Incontinence is just one way of identifying a pelvic floor insufficiency. It is a signal that an imbalance in the deep core exists. The deep core is a closed-pressure system, and insufficiency in any component will impact the capacity of the whole. A female athlete may not be incontinent, but may come to physical therapy with complaints of low back, hip or knee pain. As part of our initial evaluation, we ask every woman if they ever experience any incontinence. Over half of the women will say no, until we press, and then they admit that they do.

What they don’t understand is that pain in the knee may be related to weak and/or uncoordinated pelvic floor, diaphragm and hip muscles. Chronic groin strains, IT band syndrome, trochanteric bursitis, low-back pain and patellofemoral syndrome are a few of the common diagnoses that female patients seek treatment for — and an integrated approach is necessary to identify the root cause of the issue and to successfully treat the problem.

There are many factors that can lead to SUI and/or pelvic pain. The muscles of the pelvic floor may be weak from being stretched during vaginal delivery. The muscles may be hypertonic (overactive) and unable to relax, which decreases the strength of the contraction when they do fire. So they are overactive, but weak. The pelvic floor muscles may be overactive but strong; yet, the client has stronger abdominal, back, diaphragm and glottis (voice box) muscles.

Women who leak while lifting a heavy load may be in this category — holding their breath leads to a rigid thorax, yet they can’t contain about all of the pressure, so they either grunt/yell, leak urine, or sustain an abdominal hernia or herniated spinal disc. The pressure escapes the system through the weakest link. The pelvic floor may have been damaged (think episiotomy, forceps, vacuum extraction of baby, cancer/radiation) and the scar tissue affects the ability for the muscles to contract properly.

It is important to work with a therapist who can evaluate your specific condition and treat you with appropriate exercises and manual techniques. 

Sources used in this release include: http://www.ncbi.nlm.nih.gov/pubmed/11999199

Written by Ann Wendel


 

About MedStar National Rehabilitation Network

The MedStar National Rehabilitation Network (MedStar NRH) is a regional system of rehabilitation care that offers inpatient, day treatment and outpatient services in Washington, D.C., Maryland and Northern Virginia.

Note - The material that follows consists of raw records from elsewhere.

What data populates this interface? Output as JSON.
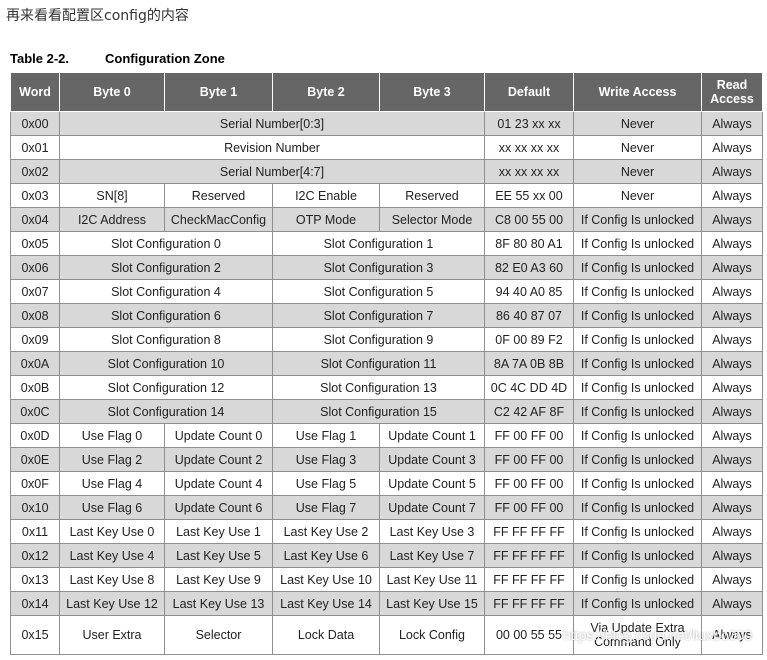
{
  "intro_text": "再来看看配置区config的内容",
  "caption": {
    "number": "Table 2-2.",
    "title": "Configuration Zone"
  },
  "headers": {
    "word": "Word",
    "byte0": "Byte 0",
    "byte1": "Byte 1",
    "byte2": "Byte 2",
    "byte3": "Byte 3",
    "default": "Default",
    "write_access": "Write Access",
    "read_access_line1": "Read",
    "read_access_line2": "Access"
  },
  "rows": [
    {
      "word": "0x00",
      "cells": [
        "Serial Number[0:3]"
      ],
      "default": "01 23 xx xx",
      "write": "Never",
      "read": "Always"
    },
    {
      "word": "0x01",
      "cells": [
        "Revision Number"
      ],
      "default": "xx xx xx xx",
      "write": "Never",
      "read": "Always"
    },
    {
      "word": "0x02",
      "cells": [
        "Serial Number[4:7]"
      ],
      "default": "xx xx xx xx",
      "write": "Never",
      "read": "Always"
    },
    {
      "word": "0x03",
      "cells": [
        "SN[8]",
        "Reserved",
        "I2C Enable",
        "Reserved"
      ],
      "default": "EE 55 xx 00",
      "write": "Never",
      "read": "Always"
    },
    {
      "word": "0x04",
      "cells": [
        "I2C Address",
        "CheckMacConfig",
        "OTP Mode",
        "Selector Mode"
      ],
      "default": "C8 00 55 00",
      "write": "If Config Is unlocked",
      "read": "Always"
    },
    {
      "word": "0x05",
      "cells": [
        "Slot Configuration 0",
        "Slot Configuration 1"
      ],
      "default": "8F 80 80 A1",
      "write": "If Config Is unlocked",
      "read": "Always"
    },
    {
      "word": "0x06",
      "cells": [
        "Slot Configuration 2",
        "Slot Configuration 3"
      ],
      "default": "82 E0 A3 60",
      "write": "If Config Is unlocked",
      "read": "Always"
    },
    {
      "word": "0x07",
      "cells": [
        "Slot Configuration 4",
        "Slot Configuration 5"
      ],
      "default": "94 40 A0 85",
      "write": "If Config Is unlocked",
      "read": "Always"
    },
    {
      "word": "0x08",
      "cells": [
        "Slot Configuration 6",
        "Slot Configuration 7"
      ],
      "default": "86 40 87 07",
      "write": "If Config Is unlocked",
      "read": "Always"
    },
    {
      "word": "0x09",
      "cells": [
        "Slot Configuration 8",
        "Slot Configuration 9"
      ],
      "default": "0F 00 89 F2",
      "write": "If Config Is unlocked",
      "read": "Always"
    },
    {
      "word": "0x0A",
      "cells": [
        "Slot Configuration 10",
        "Slot Configuration 11"
      ],
      "default": "8A 7A 0B 8B",
      "write": "If Config Is unlocked",
      "read": "Always"
    },
    {
      "word": "0x0B",
      "cells": [
        "Slot Configuration 12",
        "Slot Configuration 13"
      ],
      "default": "0C 4C DD 4D",
      "write": "If Config Is unlocked",
      "read": "Always"
    },
    {
      "word": "0x0C",
      "cells": [
        "Slot Configuration 14",
        "Slot Configuration 15"
      ],
      "default": "C2 42 AF 8F",
      "write": "If Config Is unlocked",
      "read": "Always"
    },
    {
      "word": "0x0D",
      "cells": [
        "Use Flag 0",
        "Update Count 0",
        "Use Flag 1",
        "Update Count 1"
      ],
      "default": "FF 00 FF 00",
      "write": "If Config Is unlocked",
      "read": "Always"
    },
    {
      "word": "0x0E",
      "cells": [
        "Use Flag 2",
        "Update Count 2",
        "Use Flag 3",
        "Update Count 3"
      ],
      "default": "FF 00 FF 00",
      "write": "If Config Is unlocked",
      "read": "Always"
    },
    {
      "word": "0x0F",
      "cells": [
        "Use Flag 4",
        "Update Count 4",
        "Use Flag 5",
        "Update Count 5"
      ],
      "default": "FF 00 FF 00",
      "write": "If Config Is unlocked",
      "read": "Always"
    },
    {
      "word": "0x10",
      "cells": [
        "Use Flag 6",
        "Update Count 6",
        "Use Flag 7",
        "Update Count 7"
      ],
      "default": "FF 00 FF 00",
      "write": "If Config Is unlocked",
      "read": "Always"
    },
    {
      "word": "0x11",
      "cells": [
        "Last Key Use 0",
        "Last Key Use 1",
        "Last Key Use 2",
        "Last Key Use 3"
      ],
      "default": "FF FF FF FF",
      "write": "If Config Is unlocked",
      "read": "Always"
    },
    {
      "word": "0x12",
      "cells": [
        "Last Key Use 4",
        "Last Key Use 5",
        "Last Key Use 6",
        "Last Key Use 7"
      ],
      "default": "FF FF FF FF",
      "write": "If Config Is unlocked",
      "read": "Always"
    },
    {
      "word": "0x13",
      "cells": [
        "Last Key Use 8",
        "Last Key Use 9",
        "Last Key Use 10",
        "Last Key Use 11"
      ],
      "default": "FF FF FF FF",
      "write": "If Config Is unlocked",
      "read": "Always"
    },
    {
      "word": "0x14",
      "cells": [
        "Last Key Use 12",
        "Last Key Use 13",
        "Last Key Use 14",
        "Last Key Use 15"
      ],
      "default": "FF FF FF FF",
      "write": "If Config Is unlocked",
      "read": "Always"
    },
    {
      "word": "0x15",
      "cells": [
        "User Extra",
        "Selector",
        "Lock Data",
        "Lock Config"
      ],
      "default": "00 00 55 55",
      "write": "Via Update Extra Command Only",
      "read": "Always"
    }
  ],
  "watermark": "https://blog.csdn.net/liuxbo000",
  "colors": {
    "header_bg": "#666666",
    "header_text": "#ffffff",
    "row_shaded": "#d8d8d8",
    "row_plain": "#ffffff",
    "grid_line": "#8f8f8f"
  }
}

The Network’s interdisciplinary team of rehabilitation experts provides comprehensive services to help people recover as fully as possible following illness and injury.  Rehabilitation medicine specialists, psychologists, physical and occupational therapists, and speech-language pathologists work hand-in-hand with other rehab professionals to design treatment plans tailored to each patient’s unique needs.  Rehabilitation plans feature a team approach and include the use of state-of-the-art technology and advanced medical treatment based on the latest rehabilitation research.  

The Network provides comprehensive programs specifically designed to aid in the rehabilitation of adults and children recovering from neurologic and orthopedic conditions such as amputation, arthritis, back and neck pain, brain injury, cancer, cardiac conditions, concussion, fibromyalgia, foot and ankle disorders, hand and upper extremity problems, post-polio syndrome, stroke, spinal cord injury and disease, and sports and work-related injuries.

Inpatient and day treatment programs are provided at MedStar National Rehabilitation Hospital located in Northwest Washington, DC and at more than 40 outpatient sites conveniently located throughout the region.  MedStar NRH is consistently ranked by physicians in U.S. News & World Report as one of America’s “Best Hospitals” for Rehabilitation, and is fully accredited by The Joint Commission,  the Commission on Accreditation of Rehabilitation Facilities (CARF), with CARF accredited specialty programs for Amputations, Brain Injury, Spinal Cord Injury and Stroke.

For more on MedStar NRH and to find a location near you, log on to MedStarNRH.org.

 

 

 

Contact: Derek T. Berry
Director of Communications
Ph: 202-877-1773
[email protected]

Back to Top